To say our industry is going through an extended bout of inertia would not be a stretch. Often the response to this comment is, we do invest in digital technology via Idea Jams and Hackathons to develop and generate new ideas and innovate. Tony Jacob, Managing Director of Worldwide Insurance at Microsoft in one of his blog post says, “The reality today is that many insurers are held back by their legacy IT infrastructures.” He continues by saying, “Much of their IT budgets go towards maintaining their core systems, and these budgets are being reduced. They have limited resources left over to innovate in areas such as distribution channels or new product development.”
I am part of an organization that is often left holding the bag, to provide a mechanism for the payment of covered insurance claims of insolvent insurance companies. We strive to help relieve the financial burden placed on claimants and insureds when insurance companies fail. Our organization relies on the data we receive to handle the claims of insolvent insurance companies. The challenges we see firsthand with the data is consistent with the challenges Tony Jacob was describing about legacy IT infrastructure and core systems. Working closely with core systems for last four years, I can safely say that technology partners are equally slow to change. Their product roadmaps reflect overall industry’s inertia.

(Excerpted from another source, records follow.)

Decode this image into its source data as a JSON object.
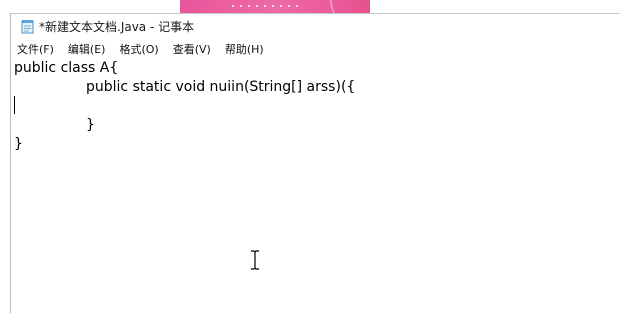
{
  "window": {
    "title": "*新建文本文档.Java - 记事本",
    "app_icon": "notepad-icon"
  },
  "menu": {
    "file": "文件(F)",
    "edit": "编辑(E)",
    "format": "格式(O)",
    "view": "查看(V)",
    "help": "帮助(H)"
  },
  "editor": {
    "lines": [
      "public class A{",
      "\t\tpublic static void nuiin(String[] arss)({",
      "",
      "\t\t}",
      "}"
    ]
  },
  "colors": {
    "desktop_accent": "#ee6aa8"
  }
}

McKinsey Global Institute’s report “The Internet Of Things: Mapping The Value Beyond The Hype” says, “The Internet of Things has the potential to fundamentally shift the way we interact with our surroundings. The ability to monitor and manage objects in the physical world electronically makes it possible to bring data-driven decision making to new realms of human activity.” With a potential economic impact—including consumer surplus—of as much as $11.1 trillion per year in 2025. Another McKinsey Global Institute’s report cites The United States alone faces a shortage of 140,000 to 190,000 people with deep analytical skills as well as 1.5 million managers and analysts to analyze big data and make decisions based on their findings. Finally According to Forrester, report “Sizing the Cloud” the global market for cloud computing is forecasted to grow 34.9 percent annually during 2011-16. Each one of these data points can be analyzed and have been analyzed in greater detail, the purpose of citing them here is to highlight the fact that IoT, Cloud and Big Data in Post app-era will create a significant change that affects every industry and organization. Whether it is Wearable Tech, Smart home, M2M, and Connected Devices the technology is permeating every facet of society and in the process creating an exponential growth in data. Insurance industry with its history as the early adopters of technology and leveraging the power of data the benefits for the insurance industry are apparent. Therefore, we must come out of our inertia as we cannot afford to be laggards. Perhaps what we need is the spirit of Edmund Berkeley in every insurance company to help take that strategic leap forward to make connections between clever innovations and industry needs.